#### Problem:
Repeat the data below exactly, with every entry included.

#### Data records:
___

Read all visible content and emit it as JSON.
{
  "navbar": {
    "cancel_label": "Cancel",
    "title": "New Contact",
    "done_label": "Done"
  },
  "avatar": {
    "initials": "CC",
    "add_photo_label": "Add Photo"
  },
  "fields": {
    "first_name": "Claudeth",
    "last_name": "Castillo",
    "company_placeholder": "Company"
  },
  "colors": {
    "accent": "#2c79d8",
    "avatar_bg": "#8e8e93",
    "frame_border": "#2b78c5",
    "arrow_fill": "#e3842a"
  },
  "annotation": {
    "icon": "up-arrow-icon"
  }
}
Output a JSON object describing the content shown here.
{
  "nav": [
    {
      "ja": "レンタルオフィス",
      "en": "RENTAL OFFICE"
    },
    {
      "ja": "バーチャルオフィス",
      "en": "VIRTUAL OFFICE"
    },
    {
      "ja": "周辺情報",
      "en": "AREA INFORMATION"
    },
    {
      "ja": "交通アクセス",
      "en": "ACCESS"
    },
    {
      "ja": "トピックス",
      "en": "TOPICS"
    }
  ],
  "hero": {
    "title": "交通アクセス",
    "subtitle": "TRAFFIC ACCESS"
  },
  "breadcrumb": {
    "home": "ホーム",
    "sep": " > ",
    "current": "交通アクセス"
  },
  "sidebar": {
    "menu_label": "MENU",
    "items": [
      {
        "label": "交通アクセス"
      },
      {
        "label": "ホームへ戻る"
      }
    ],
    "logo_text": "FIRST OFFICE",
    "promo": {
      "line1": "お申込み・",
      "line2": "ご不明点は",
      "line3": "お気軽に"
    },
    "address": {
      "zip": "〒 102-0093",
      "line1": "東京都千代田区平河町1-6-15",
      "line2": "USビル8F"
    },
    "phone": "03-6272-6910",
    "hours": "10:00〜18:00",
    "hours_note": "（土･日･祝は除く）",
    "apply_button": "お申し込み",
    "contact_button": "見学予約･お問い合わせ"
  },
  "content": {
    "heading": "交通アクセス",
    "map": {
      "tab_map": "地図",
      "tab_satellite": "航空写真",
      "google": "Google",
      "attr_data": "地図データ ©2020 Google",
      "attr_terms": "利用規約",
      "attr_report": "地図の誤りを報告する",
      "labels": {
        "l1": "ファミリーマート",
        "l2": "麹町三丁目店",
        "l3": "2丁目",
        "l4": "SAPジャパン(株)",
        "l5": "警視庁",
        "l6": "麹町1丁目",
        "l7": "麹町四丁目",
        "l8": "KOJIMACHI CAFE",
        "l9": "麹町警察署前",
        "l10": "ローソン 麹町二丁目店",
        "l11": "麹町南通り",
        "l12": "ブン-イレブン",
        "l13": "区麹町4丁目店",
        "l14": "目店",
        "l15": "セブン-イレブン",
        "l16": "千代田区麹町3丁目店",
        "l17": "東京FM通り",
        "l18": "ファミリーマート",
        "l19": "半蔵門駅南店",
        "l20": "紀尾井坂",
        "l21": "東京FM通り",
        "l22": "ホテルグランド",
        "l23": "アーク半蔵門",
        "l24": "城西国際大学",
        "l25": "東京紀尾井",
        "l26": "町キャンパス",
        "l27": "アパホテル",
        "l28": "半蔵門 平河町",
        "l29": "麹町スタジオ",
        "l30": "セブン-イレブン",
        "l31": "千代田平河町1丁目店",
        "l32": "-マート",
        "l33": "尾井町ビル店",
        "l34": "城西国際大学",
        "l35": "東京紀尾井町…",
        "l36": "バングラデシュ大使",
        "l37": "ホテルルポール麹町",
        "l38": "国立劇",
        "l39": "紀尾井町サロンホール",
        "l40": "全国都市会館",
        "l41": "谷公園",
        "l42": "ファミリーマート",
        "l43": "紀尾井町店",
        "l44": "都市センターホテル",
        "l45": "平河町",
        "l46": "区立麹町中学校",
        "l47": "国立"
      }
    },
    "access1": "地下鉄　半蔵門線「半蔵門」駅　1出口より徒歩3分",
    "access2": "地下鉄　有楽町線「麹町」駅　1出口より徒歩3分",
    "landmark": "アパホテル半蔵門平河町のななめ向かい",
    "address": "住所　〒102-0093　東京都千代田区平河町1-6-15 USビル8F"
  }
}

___

#### Finished task:
Read all visible content and emit it as JSON.
{
  "navbar": {
    "cancel_label": "Cancel",
    "title": "New Contact",
    "done_label": "Done"
  },
  "avatar": {
    "initials": "CC",
    "add_photo_label": "Add Photo"
  },
  "fields": {
    "first_name": "Claudeth",
    "last_name": "Castillo",
    "company_placeholder": "Company"
  },
  "colors": {
    "accent": "#2c79d8",
    "avatar_bg": "#8e8e93",
    "frame_border": "#2b78c5",
    "arrow_fill": "#e3842a"
  },
  "annotation": {
    "icon": "up-arrow-icon"
  }
}
Output a JSON object describing the content shown here.
{
  "nav": [
    {
      "ja": "レンタルオフィス",
      "en": "RENTAL OFFICE"
    },
    {
      "ja": "バーチャルオフィス",
      "en": "VIRTUAL OFFICE"
    },
    {
      "ja": "周辺情報",
      "en": "AREA INFORMATION"
    },
    {
      "ja": "交通アクセス",
      "en": "ACCESS"
    },
    {
      "ja": "トピックス",
      "en": "TOPICS"
    }
  ],
  "hero": {
    "title": "交通アクセス",
    "subtitle": "TRAFFIC ACCESS"
  },
  "breadcrumb": {
    "home": "ホーム",
    "sep": " > ",
    "current": "交通アクセス"
  },
  "sidebar": {
    "menu_label": "MENU",
    "items": [
      {
        "label": "交通アクセス"
      },
      {
        "label": "ホームへ戻る"
      }
    ],
    "logo_text": "FIRST OFFICE",
    "promo": {
      "line1": "お申込み・",
      "line2": "ご不明点は",
      "line3": "お気軽に"
    },
    "address": {
      "zip": "〒 102-0093",
      "line1": "東京都千代田区平河町1-6-15",
      "line2": "USビル8F"
    },
    "phone": "03-6272-6910",
    "hours": "10:00〜18:00",
    "hours_note": "（土･日･祝は除く）",
    "apply_button": "お申し込み",
    "contact_button": "見学予約･お問い合わせ"
  },
  "content": {
    "heading": "交通アクセス",
    "map": {
      "tab_map": "地図",
      "tab_satellite": "航空写真",
      "google": "Google",
      "attr_data": "地図データ ©2020 Google",
      "attr_terms": "利用規約",
      "attr_report": "地図の誤りを報告する",
      "labels": {
        "l1": "ファミリーマート",
        "l2": "麹町三丁目店",
        "l3": "2丁目",
        "l4": "SAPジャパン(株)",
        "l5": "警視庁",
        "l6": "麹町1丁目",
        "l7": "麹町四丁目",
        "l8": "KOJIMACHI CAFE",
        "l9": "麹町警察署前",
        "l10": "ローソン 麹町二丁目店",
        "l11": "麹町南通り",
        "l12": "ブン-イレブン",
        "l13": "区麹町4丁目店",
        "l14": "目店",
        "l15": "セブン-イレブン",
        "l16": "千代田区麹町3丁目店",
        "l17": "東京FM通り",
        "l18": "ファミリーマート",
        "l19": "半蔵門駅南店",
        "l20": "紀尾井坂",
        "l21": "東京FM通り",
        "l22": "ホテルグランド",
        "l23": "アーク半蔵門",
        "l24": "城西国際大学",
        "l25": "東京紀尾井",
        "l26": "町キャンパス",
        "l27": "アパホテル",
        "l28": "半蔵門 平河町",
        "l29": "麹町スタジオ",
        "l30": "セブン-イレブン",
        "l31": "千代田平河町1丁目店",
        "l32": "-マート",
        "l33": "尾井町ビル店",
        "l34": "城西国際大学",
        "l35": "東京紀尾井町…",
        "l36": "バングラデシュ大使",
        "l37": "ホテルルポール麹町",
        "l38": "国立劇",
        "l39": "紀尾井町サロンホール",
        "l40": "全国都市会館",
        "l41": "谷公園",
        "l42": "ファミリーマート",
        "l43": "紀尾井町店",
        "l44": "都市センターホテル",
        "l45": "平河町",
        "l46": "区立麹町中学校",
        "l47": "国立"
      }
    },
    "access1": "地下鉄　半蔵門線「半蔵門」駅　1出口より徒歩3分",
    "access2": "地下鉄　有楽町線「麹町」駅　1出口より徒歩3分",
    "landmark": "アパホテル半蔵門平河町のななめ向かい",
    "address": "住所　〒102-0093　東京都千代田区平河町1-6-15 USビル8F"
  }
}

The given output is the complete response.